Check out the old Canadian (Edmonton) work men brand of denim GWG’s commercials from the 80’s. The first video is starring a young and suave Wayne Gretzky, from when he use to play for the Edmonton Oilers.
The Great Western Garment Company (GWG) was a Canadian denim and western wear clothing company founded in 1911 in Edmonton.The company’s slogan of “They wear longer because they’re made stronger” suggests the clothing’s intended market; farmers and working class people. The company also appealed to a working class demographic with their affordable pricing, usually 2/3 the price of red-tab Levi’s jeans.

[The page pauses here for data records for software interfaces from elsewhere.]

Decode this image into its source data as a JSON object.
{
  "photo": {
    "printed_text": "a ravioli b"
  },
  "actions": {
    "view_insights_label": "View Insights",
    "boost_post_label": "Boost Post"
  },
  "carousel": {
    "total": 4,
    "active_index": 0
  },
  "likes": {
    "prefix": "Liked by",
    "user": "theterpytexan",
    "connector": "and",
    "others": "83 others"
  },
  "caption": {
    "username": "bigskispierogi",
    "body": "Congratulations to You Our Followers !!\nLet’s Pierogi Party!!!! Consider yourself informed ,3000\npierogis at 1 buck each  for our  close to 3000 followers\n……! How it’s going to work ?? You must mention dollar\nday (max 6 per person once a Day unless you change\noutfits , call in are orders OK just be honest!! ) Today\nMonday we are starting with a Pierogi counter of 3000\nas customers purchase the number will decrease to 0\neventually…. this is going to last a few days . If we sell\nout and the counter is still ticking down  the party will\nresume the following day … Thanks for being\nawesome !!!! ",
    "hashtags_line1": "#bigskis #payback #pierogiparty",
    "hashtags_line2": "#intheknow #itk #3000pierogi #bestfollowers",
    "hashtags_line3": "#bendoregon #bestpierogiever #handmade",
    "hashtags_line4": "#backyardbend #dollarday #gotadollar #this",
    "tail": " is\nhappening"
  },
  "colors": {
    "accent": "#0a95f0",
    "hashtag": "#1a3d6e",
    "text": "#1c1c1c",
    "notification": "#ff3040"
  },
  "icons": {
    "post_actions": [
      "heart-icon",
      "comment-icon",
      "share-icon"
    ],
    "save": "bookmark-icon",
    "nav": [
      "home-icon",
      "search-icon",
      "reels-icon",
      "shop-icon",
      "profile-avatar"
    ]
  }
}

During the 1950s GWG’s Donald Freeland developed the stone washed technique for its products, increasing the softness and flexibility of the rigid denim fabric. By the 1970s the denim and textiles industry had fully adopted the stone-washing technique, helping to bring denim to a larger and more versatile market.

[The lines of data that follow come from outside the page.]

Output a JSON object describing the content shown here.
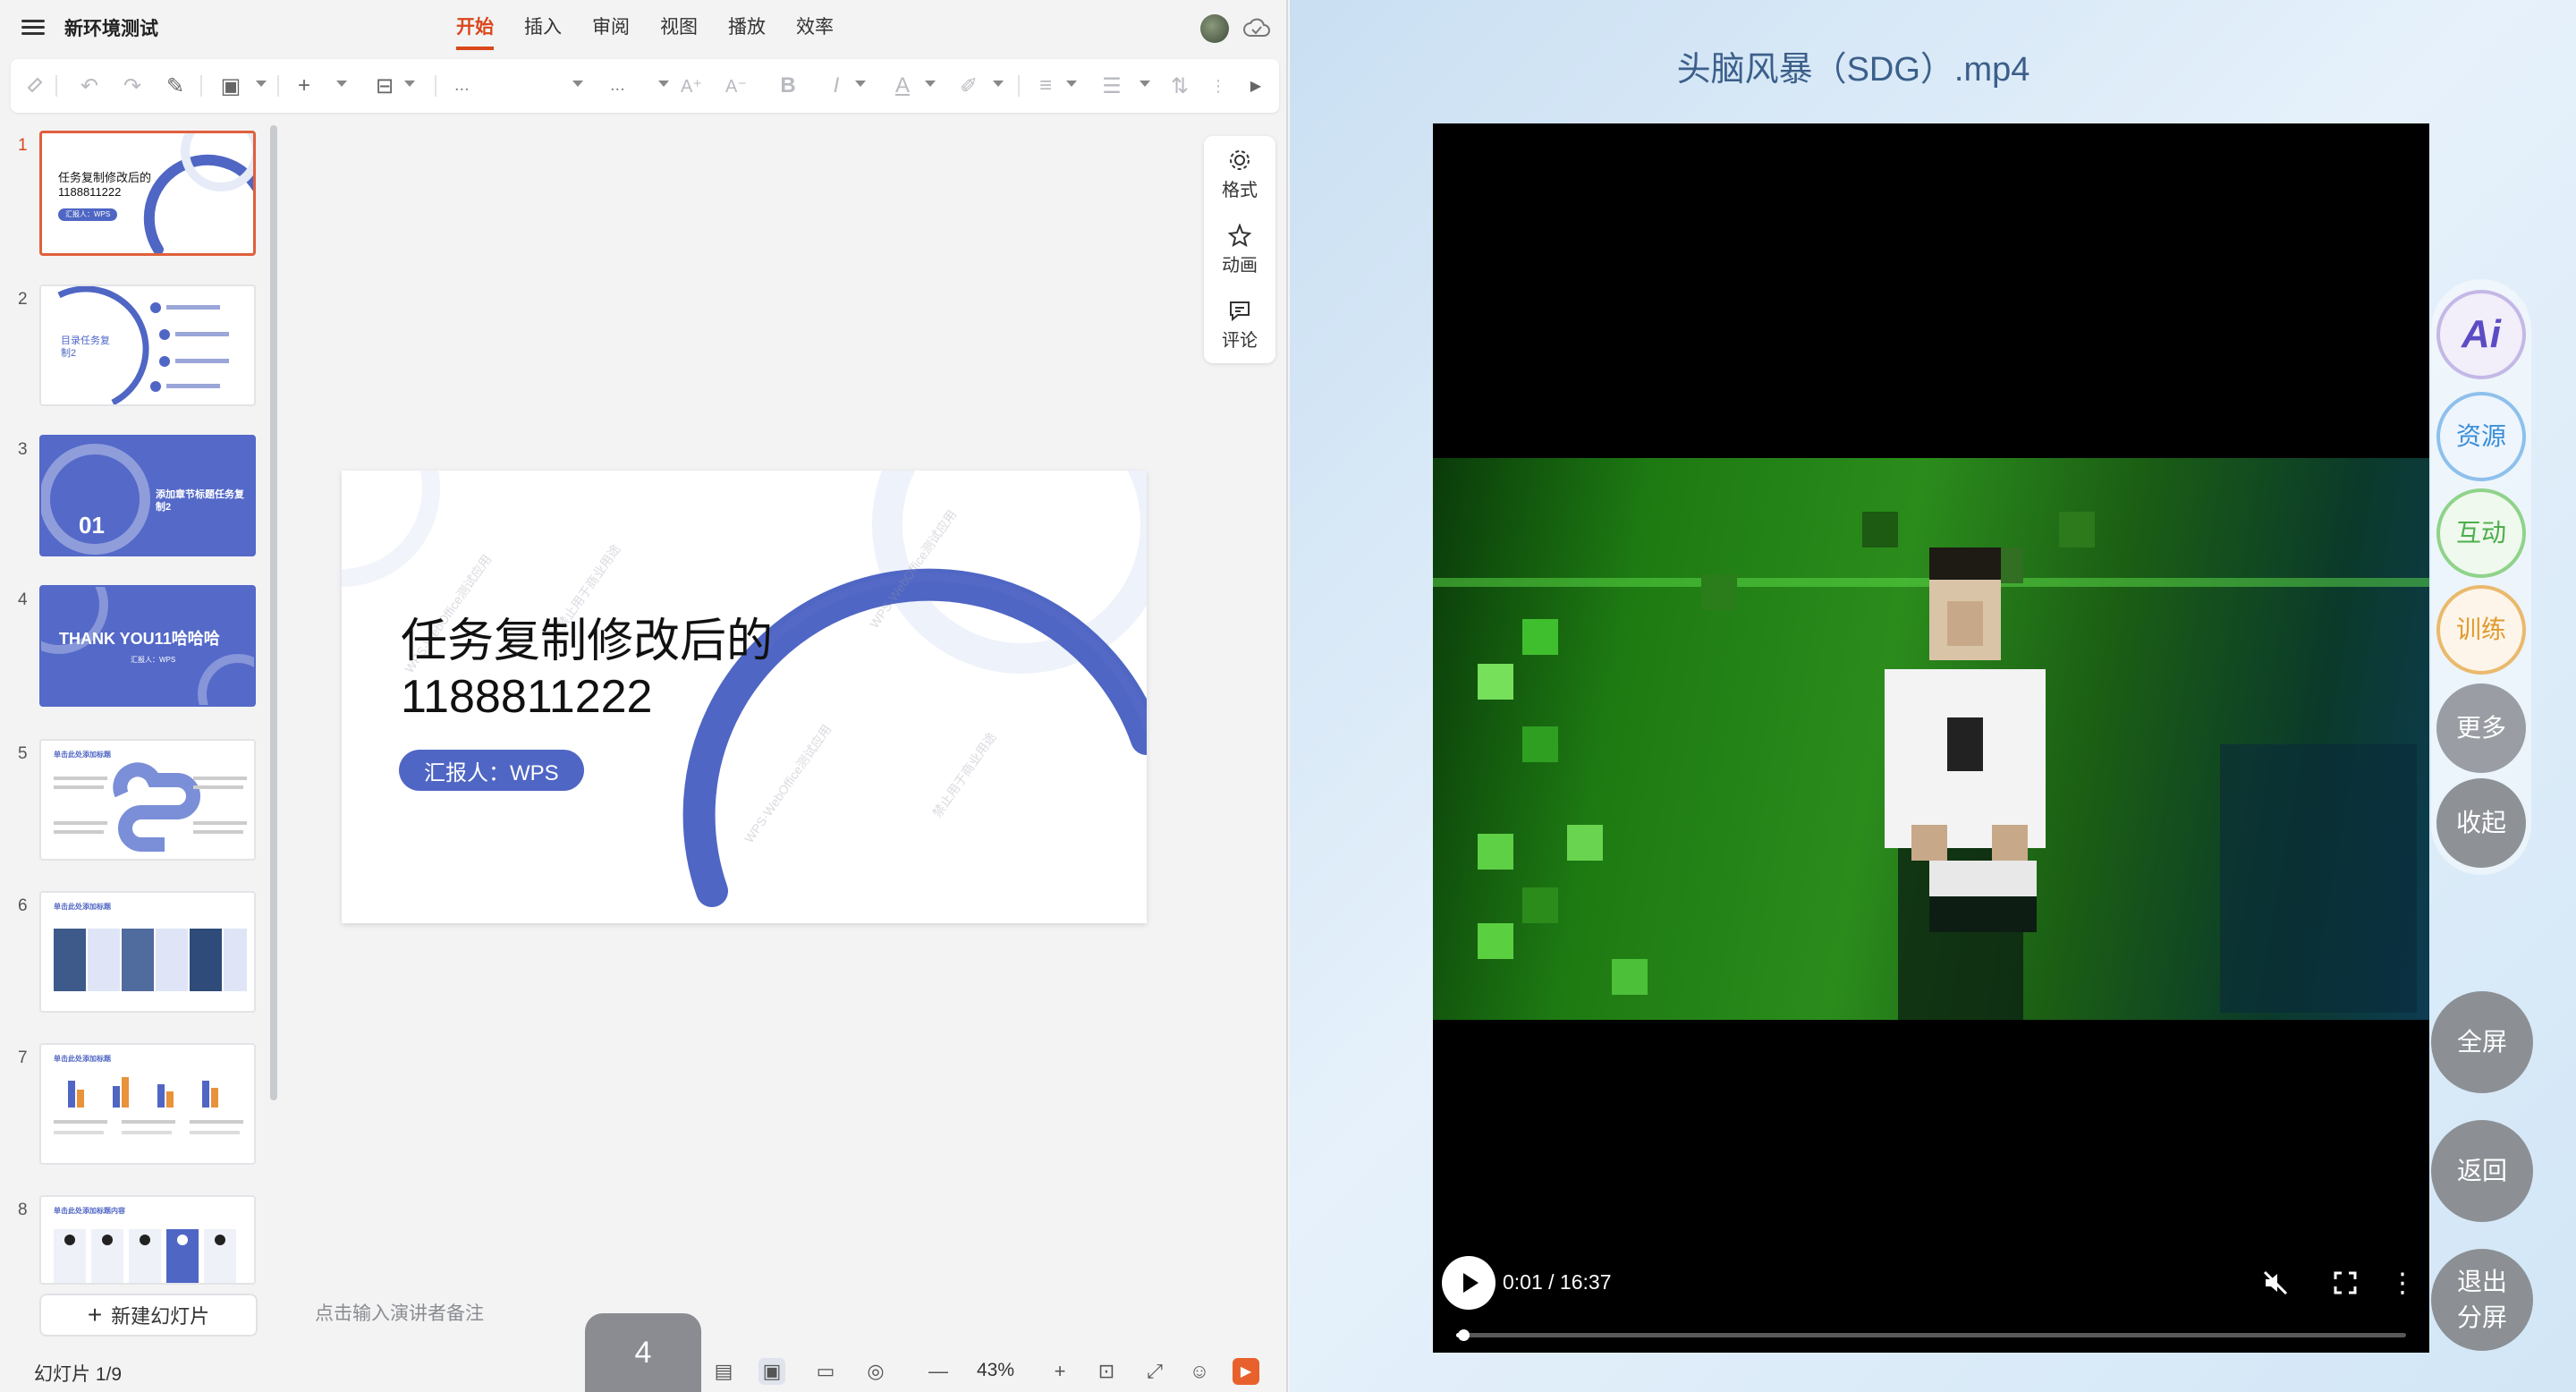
{
  "editor": {
    "doc_title": "新环境测试",
    "tabs": [
      {
        "label": "开始",
        "active": true
      },
      {
        "label": "插入",
        "active": false
      },
      {
        "label": "审阅",
        "active": false
      },
      {
        "label": "视图",
        "active": false
      },
      {
        "label": "播放",
        "active": false
      },
      {
        "label": "效率",
        "active": false
      }
    ],
    "toolbar": {
      "font_name": "...",
      "font_size": "..."
    },
    "thumbnails": [
      {
        "number": "1",
        "title": "任务复制修改后的 1188811222",
        "pill": "汇报人：WPS"
      },
      {
        "number": "2",
        "title": "目录任务复制2"
      },
      {
        "number": "3",
        "big": "01",
        "title": "添加章节标题任务复制2"
      },
      {
        "number": "4",
        "title": "THANK YOU11哈哈哈",
        "sub": "汇报人：WPS"
      },
      {
        "number": "5",
        "title": "单击此处添加标题"
      },
      {
        "number": "6",
        "title": "单击此处添加标题"
      },
      {
        "number": "7",
        "title": "单击此处添加标题"
      },
      {
        "number": "8",
        "title": "单击此处添加标题内容"
      }
    ],
    "new_slide_label": "新建幻灯片",
    "slide": {
      "title_line1": "任务复制修改后的",
      "title_line2": "1188811222",
      "pill": "汇报人：WPS",
      "watermark_1": "WPS·WebOffice测试应用",
      "watermark_2": "禁止用于商业用途"
    },
    "side_panel": [
      {
        "label": "格式",
        "icon": "gear-icon"
      },
      {
        "label": "动画",
        "icon": "star-icon"
      },
      {
        "label": "评论",
        "icon": "comment-icon"
      }
    ],
    "notes_placeholder": "点击输入演讲者备注",
    "current_page_bubble": "4",
    "status": {
      "slide_counter": "幻灯片 1/9",
      "zoom": "43%"
    }
  },
  "video": {
    "title": "头脑风暴（SDG）.mp4",
    "current_time": "0:01",
    "duration": "16:37",
    "time_display": "0:01 / 16:37",
    "progress": 0.001,
    "muted": true
  },
  "right_rail": {
    "buttons": [
      {
        "label": "Ai",
        "style": "ai"
      },
      {
        "label": "资源",
        "color": "#3b8ed8"
      },
      {
        "label": "互动",
        "color": "#4cae4c"
      },
      {
        "label": "训练",
        "color": "#e09a2e"
      },
      {
        "label": "更多"
      },
      {
        "label": "收起"
      }
    ],
    "bottom_buttons": [
      {
        "label": "全屏"
      },
      {
        "label": "返回"
      },
      {
        "label": "退出分屏"
      }
    ]
  },
  "colors": {
    "accent": "#d9471b",
    "slide_blue": "#4f66c4",
    "video_title": "#3b5f8a"
  }
}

GWG provided clothing for the war effort during both World Wars. During World War II GWG produced up to 100,000 pieces of military clothing per month for the Canadian and Allied armed forces, making it the largest clothing manufacturer in the British Commonwealth.
In 1961 Levi Strauss acquired 75 percent of GWG, expanding these holdings to 100 percent in 1972, at a time when GWG held roughly 30 percent of the Canadian jeanswear market.

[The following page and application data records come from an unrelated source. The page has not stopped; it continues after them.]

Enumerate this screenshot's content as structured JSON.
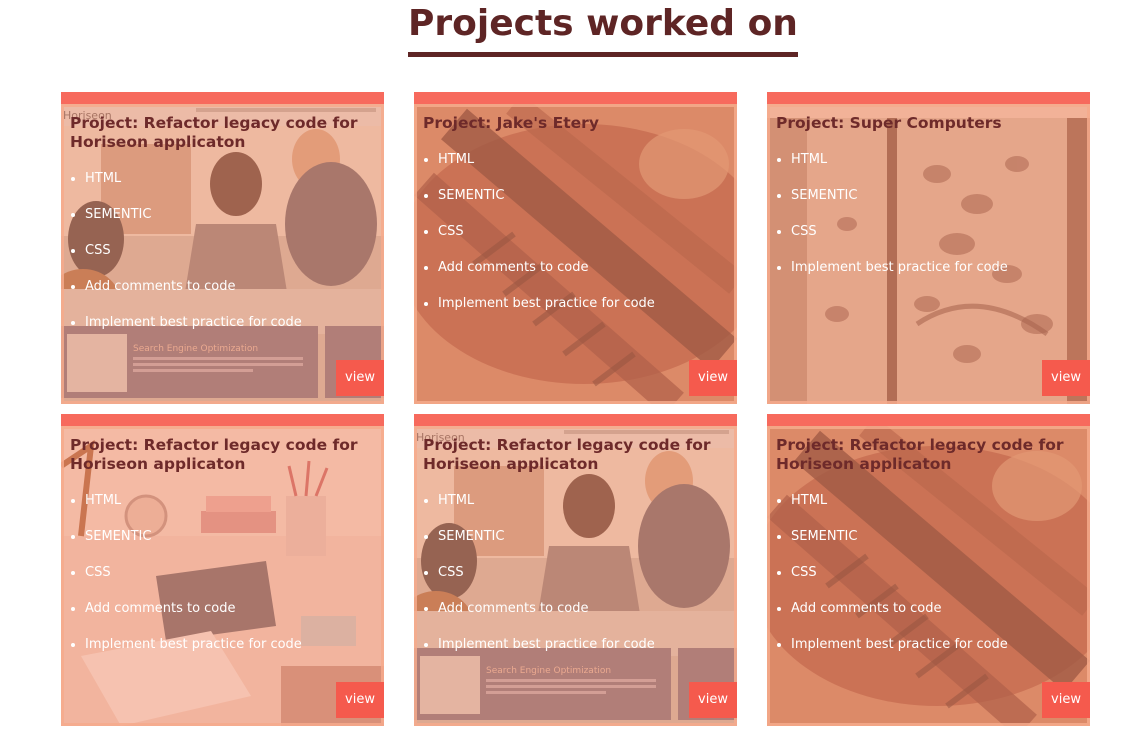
{
  "header": {
    "title": "Projects worked on"
  },
  "projects": [
    {
      "title": "Project: Refactor legacy code for Horiseon applicaton",
      "image": "team-meeting-photo",
      "skills": [
        "HTML",
        "SEMENTIC",
        "CSS",
        "Add comments to code",
        "Implement best practice for code"
      ],
      "button": "view"
    },
    {
      "title": "Project: Jake's Etery",
      "image": "grilled-steak-photo",
      "skills": [
        "HTML",
        "SEMENTIC",
        "CSS",
        "Add comments to code",
        "Implement best practice for code"
      ],
      "button": "view"
    },
    {
      "title": "Project: Super Computers",
      "image": "leopard-mural-photo",
      "skills": [
        "HTML",
        "SEMENTIC",
        "CSS",
        "Implement best practice for code"
      ],
      "button": "view"
    },
    {
      "title": "Project: Refactor legacy code for Horiseon applicaton",
      "image": "office-desk-photo",
      "skills": [
        "HTML",
        "SEMENTIC",
        "CSS",
        "Add comments to code",
        "Implement best practice for code"
      ],
      "button": "view"
    },
    {
      "title": "Project: Refactor legacy code for Horiseon applicaton",
      "image": "team-meeting-photo",
      "skills": [
        "HTML",
        "SEMENTIC",
        "CSS",
        "Add comments to code",
        "Implement best practice for code"
      ],
      "button": "view"
    },
    {
      "title": "Project: Refactor legacy code for Horiseon applicaton",
      "image": "grilled-steak-photo",
      "skills": [
        "HTML",
        "SEMENTIC",
        "CSS",
        "Add comments to code",
        "Implement best practice for code"
      ],
      "button": "view"
    }
  ],
  "screenshot_text": {
    "horiseon_logo": "Horiseon",
    "seo_heading": "Search Engine Optimization"
  },
  "colors": {
    "title": "#5e2525",
    "card_top_bar": "#f76a5d",
    "view_button": "#f55a4d",
    "card_title_text": "#6e2a2a",
    "list_text": "#ffffff"
  }
}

Market share for the workman like quality of GWG jeans fell as designer label and fashion oriented jeans grew in popularity. By the early 1990s the GWG brand held less than 5 percent of the Canadian market. The same conditions were impacting the market share for the Levi brand, leading to Levi Strauss closing a number of factories worldwide and taking direct control of the operations of GWG in 2002. Attempts to make the GWG brand profitable again were not successful, and the Edmonton GWG factory, along with all remaining Levi Strauss factories in North America, closed in 2004.